The hill is in fact an artificial mound and set within a field.

Little of the recumbent circle remains but some disturbed stones lie around the area.

The recumbent is magnificent and is still in its place set up on group of small boulders and faces SSW. Was it raised at some point?

The Ringing Stone it is also known as the Iron Stone .

The Ringing Stone gets its name from the ringing sound given off when it is tapped.

The muckle recumbent measures in excess of 10 feet long so comes in at well beyond even the most magnificent of sheep.

The far fallen stone is whinstone measuring around 6 ft X almost 3ft.

The two prone orthostats are around 8ft X 2ft 69

Over the centuries since the period of stone circles people have demolished them and reused their stones. This appears to have happened here with the ring’s missing orthostats. The recumbent’s survival might be due to it being left as a rubbing stone for farm beasts.

There is also evidence that stones have been drilled into with the intention of splitting them. Some of the large debris stones are similarly drilled in the field below.

April 1, 2012

Cothiemuir Recumbent Stone Circle

Cothiemuir

The remains of the magnificent recumbent stone circle at Cothiemuir lie within the natural burial site close to Keig in Aberdeenshire. The circle itself is said to have been the site of funeral pyres and surrounds a low ring cairn.

The granite stones on the east side are smooth and rounded and rougher to the west.

Stones here have been shaped at their bases, like keels, to settle them into the earth.

The cup marks on the western extremity of the magnificent recumbent at Cothiemuir are said to be a fine example of them pointing to the position of the major standstill moon rises and sets.

The spectacular basalt recumbent is pale grey and its flankers are contrasting in pink although this is not clear in photographs because of the heavy covering of lichen on the stones.

This grey and pink arrangement recurs in the circle where the eastern orthostats are grey and the western ones, pink. The kerbstones were also alternating pink and grey.

As with all recumbent circles this one was built to have an open view to the south which allows tracking of the movements of the moon.

The huge 14 foot,20 ton recumbent is well-known for marks known as the Devil’s hoofprints on the recumbent.

The recumbent’s flankers are over 9 feet high.

Is the centre of the circle lies a capstone marking, actually or symbolically, an opening of a passage grave – or it may have been positioned there later. We don’t know.

April 1, 2012
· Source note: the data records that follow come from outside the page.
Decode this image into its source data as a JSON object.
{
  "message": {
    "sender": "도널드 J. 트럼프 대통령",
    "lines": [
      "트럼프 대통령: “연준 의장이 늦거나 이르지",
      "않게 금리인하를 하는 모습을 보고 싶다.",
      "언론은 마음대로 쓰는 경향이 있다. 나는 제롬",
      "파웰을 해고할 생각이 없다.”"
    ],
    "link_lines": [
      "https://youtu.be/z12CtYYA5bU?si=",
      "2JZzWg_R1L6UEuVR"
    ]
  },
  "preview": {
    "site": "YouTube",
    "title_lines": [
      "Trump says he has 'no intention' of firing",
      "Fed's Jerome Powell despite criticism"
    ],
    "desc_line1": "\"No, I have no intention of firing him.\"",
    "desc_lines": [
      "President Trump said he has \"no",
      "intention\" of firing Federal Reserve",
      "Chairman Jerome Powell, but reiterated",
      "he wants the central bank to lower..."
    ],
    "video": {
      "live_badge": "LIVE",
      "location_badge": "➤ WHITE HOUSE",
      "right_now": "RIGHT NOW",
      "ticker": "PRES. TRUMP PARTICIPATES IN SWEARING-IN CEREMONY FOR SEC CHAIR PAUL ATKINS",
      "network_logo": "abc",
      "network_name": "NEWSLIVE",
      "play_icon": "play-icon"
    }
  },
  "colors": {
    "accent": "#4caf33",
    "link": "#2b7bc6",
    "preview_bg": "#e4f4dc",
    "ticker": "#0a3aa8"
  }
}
South Fornet Recumbent Stone Circle

South Fornet

Continuing the exploration of Aberdeenshire’s many stone circles and recumbent circles in particular took us to South Fornet, close to Castle Fraser.

It’s not particularly easy to find some of the remaining recumbent stone circles which once abounded in the northeast of Scotland. Several have been raided over time for their stone, perhaps for building or land rollers. Some have been cleared during the great land reclamations of the agricultural revolution.

This remaining stones from this circle were not obvious from the road and required walking along the edge of a field. It’s not an easy way in as the ground is very uneven and the way is difficult. Then there are fences to be crossed.

It is interesting how some farmers, clearly proud to be working land which includes these wonderful monuments, encourage visitors to access their stone circles while others make life difficult for anyone wishing to access them.

The stones stand well above 6 feet high. There is a lot of similarity in the shape of these grey whinstone flankers: pointing in towards the missing recumbent. Veins of white quartz can be seen running through the flankers.

South Fornet is set in beautiful open countryside and only the two flankers remain upright. The gap where the recumbent would have been has been in-filled with field rubble.

Two stones, apparently from the circle lie where they fell or were abandoned on removal.

Cup marks are visible cut into the stones, not necessarily from the time the circle was erected.

At some point in its history, the name A Bruce has been carved into one of the stones.